(Montel) Sweden will likely soon see negative spot prices for the first time amid a rapid expansion of wind power, analysts told Montel.
During 2020 and 2021, 3.4 GW of new wind output is expected to come online in Sweden alone.
If that capacity already existed, Sweden would have seen negative prices, said Christian Holtz, analyst at Sweco.
"Even with nuclear closures the chance of negative prices is increasing every year," he said, adding it could happen this year but that it was "undramatic" for the market.

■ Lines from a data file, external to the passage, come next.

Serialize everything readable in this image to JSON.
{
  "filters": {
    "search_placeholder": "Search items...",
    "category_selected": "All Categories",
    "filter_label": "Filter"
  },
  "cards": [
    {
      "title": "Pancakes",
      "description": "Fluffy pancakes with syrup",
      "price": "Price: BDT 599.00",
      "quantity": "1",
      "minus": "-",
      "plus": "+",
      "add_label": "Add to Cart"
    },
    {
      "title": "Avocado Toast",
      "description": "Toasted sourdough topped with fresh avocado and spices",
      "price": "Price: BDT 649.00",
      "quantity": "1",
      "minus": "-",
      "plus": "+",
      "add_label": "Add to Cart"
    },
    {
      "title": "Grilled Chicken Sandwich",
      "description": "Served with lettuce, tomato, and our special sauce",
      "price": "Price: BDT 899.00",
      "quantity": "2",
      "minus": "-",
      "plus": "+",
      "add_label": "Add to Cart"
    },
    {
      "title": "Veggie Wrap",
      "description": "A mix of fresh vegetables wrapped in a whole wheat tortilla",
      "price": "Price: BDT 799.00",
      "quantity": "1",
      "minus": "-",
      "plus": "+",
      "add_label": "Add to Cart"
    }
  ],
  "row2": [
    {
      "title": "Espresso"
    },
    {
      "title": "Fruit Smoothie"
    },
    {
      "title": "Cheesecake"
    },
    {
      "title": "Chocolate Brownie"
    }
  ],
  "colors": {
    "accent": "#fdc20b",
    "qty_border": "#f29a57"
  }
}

Spot prices in the SE3 bidding zone, which include major cities Stockholm and Gothenburg and all the country's nuclear reactors, were lower than EUR 2.50/MWh in 52 hours last year, which is more often than in the 2012-2018 period combined, according to figures from power exchange Nord Pool and the Swedish energy agency.
The lowest price last year, EUR 0.12/MWh, was seen between 04:00-05:00 CET on 2 May.
During the first two weeks of this year, prices have already dropped below EUR 2.50/MWh six times, with the low point at EUR 0.10/MWh between 02:00-03:00 on 8 January.
However, sub-zero prices in some hours would not necessarily mean average prices were lower, just that there was greater volatility, said Arne Osterlind, portfolio manager at Shepherd Energy.
"More wind and solar power means a lower share of traditional baseload power but that means there is also an upside when it is not windy," he said.
An additional factor affecting the situation was that the Elcert support scheme secures wind power producers income even if power prices are negative, said market participants.
The Swedish energy agency chose not to propose any change to this in a review of the system in 2018 as an analysis at the time did not suggest negative prices were likely in the coming years. However, lawmakers have not yet decided on the matter.
But even if producers no longer received certificates in hours with negative prices, it would not necessarily prevent such prices occurring, said Osterlind, noting Sweden could see price coupling to Germany when prices were negative there.
Energy agency figures show that prices hit zero in some hours in 2009 but have never been negative since 2003, which is as far as their data goes back.